### [WHAT YOU SHOULD DO]
Give the data again in full, without pictures.

++++ DATA IN THIS EXERCISE

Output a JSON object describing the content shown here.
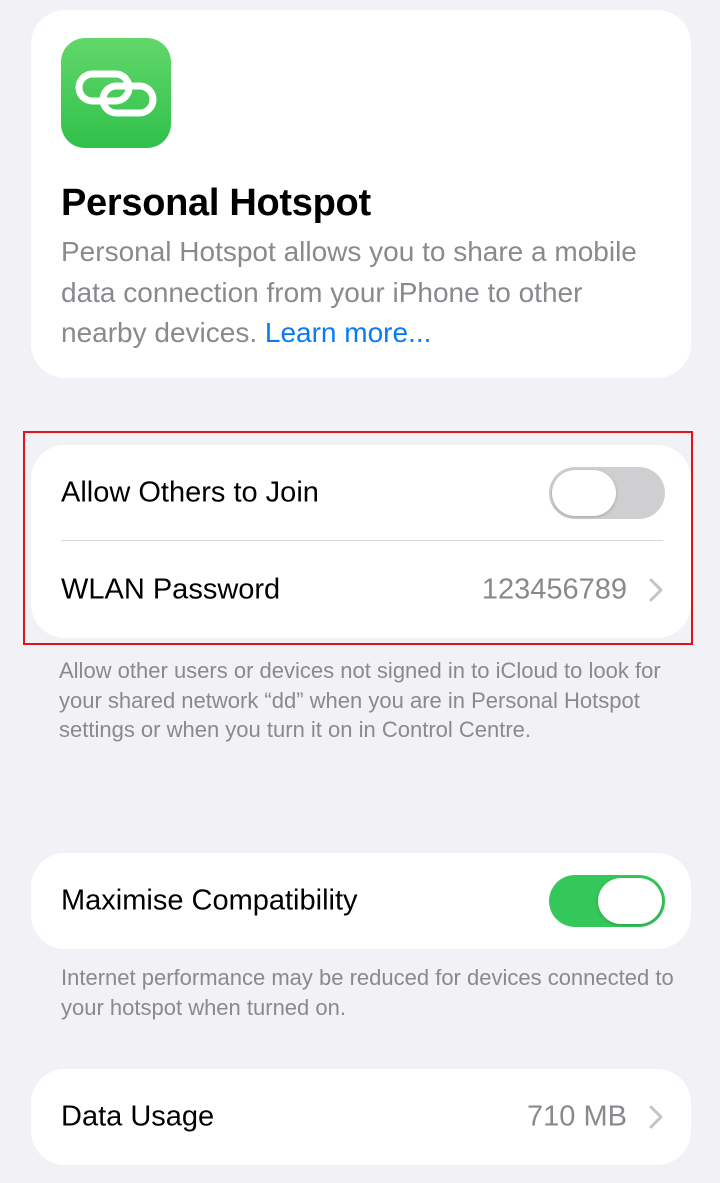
{
  "intro": {
    "title": "Personal Hotspot",
    "description": "Personal Hotspot allows you to share a mobile data connection from your iPhone to other nearby devices.",
    "learn_more": "Learn more...",
    "icon": "personal-hotspot-link-icon",
    "icon_color": "#34c759"
  },
  "join_section": {
    "allow_others_label": "Allow Others to Join",
    "allow_others_on": false,
    "password_label": "WLAN Password",
    "password_value": "123456789",
    "footnote": "Allow other users or devices not signed in to iCloud to look for your shared network “dd” when you are in Personal Hotspot settings or when you turn it on in Control Centre."
  },
  "compat_section": {
    "label": "Maximise Compatibility",
    "on": true,
    "footnote": "Internet performance may be reduced for devices connected to your hotspot when turned on."
  },
  "usage_section": {
    "label": "Data Usage",
    "value": "710 MB"
  },
  "colors": {
    "background": "#f2f1f6",
    "accent_link": "#0a7bf6",
    "toggle_on": "#34c759",
    "toggle_off": "#cfcfd2",
    "highlight": "#e0141b"
  }
}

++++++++

### [TASK OUTPUT]
Output a JSON object describing the content shown here.
{
  "intro": {
    "title": "Personal Hotspot",
    "description": "Personal Hotspot allows you to share a mobile data connection from your iPhone to other nearby devices.",
    "learn_more": "Learn more...",
    "icon": "personal-hotspot-link-icon",
    "icon_color": "#34c759"
  },
  "join_section": {
    "allow_others_label": "Allow Others to Join",
    "allow_others_on": false,
    "password_label": "WLAN Password",
    "password_value": "123456789",
    "footnote": "Allow other users or devices not signed in to iCloud to look for your shared network “dd” when you are in Personal Hotspot settings or when you turn it on in Control Centre."
  },
  "compat_section": {
    "label": "Maximise Compatibility",
    "on": true,
    "footnote": "Internet performance may be reduced for devices connected to your hotspot when turned on."
  },
  "usage_section": {
    "label": "Data Usage",
    "value": "710 MB"
  },
  "colors": {
    "background": "#f2f1f6",
    "accent_link": "#0a7bf6",
    "toggle_on": "#34c759",
    "toggle_off": "#cfcfd2",
    "highlight": "#e0141b"
  }
}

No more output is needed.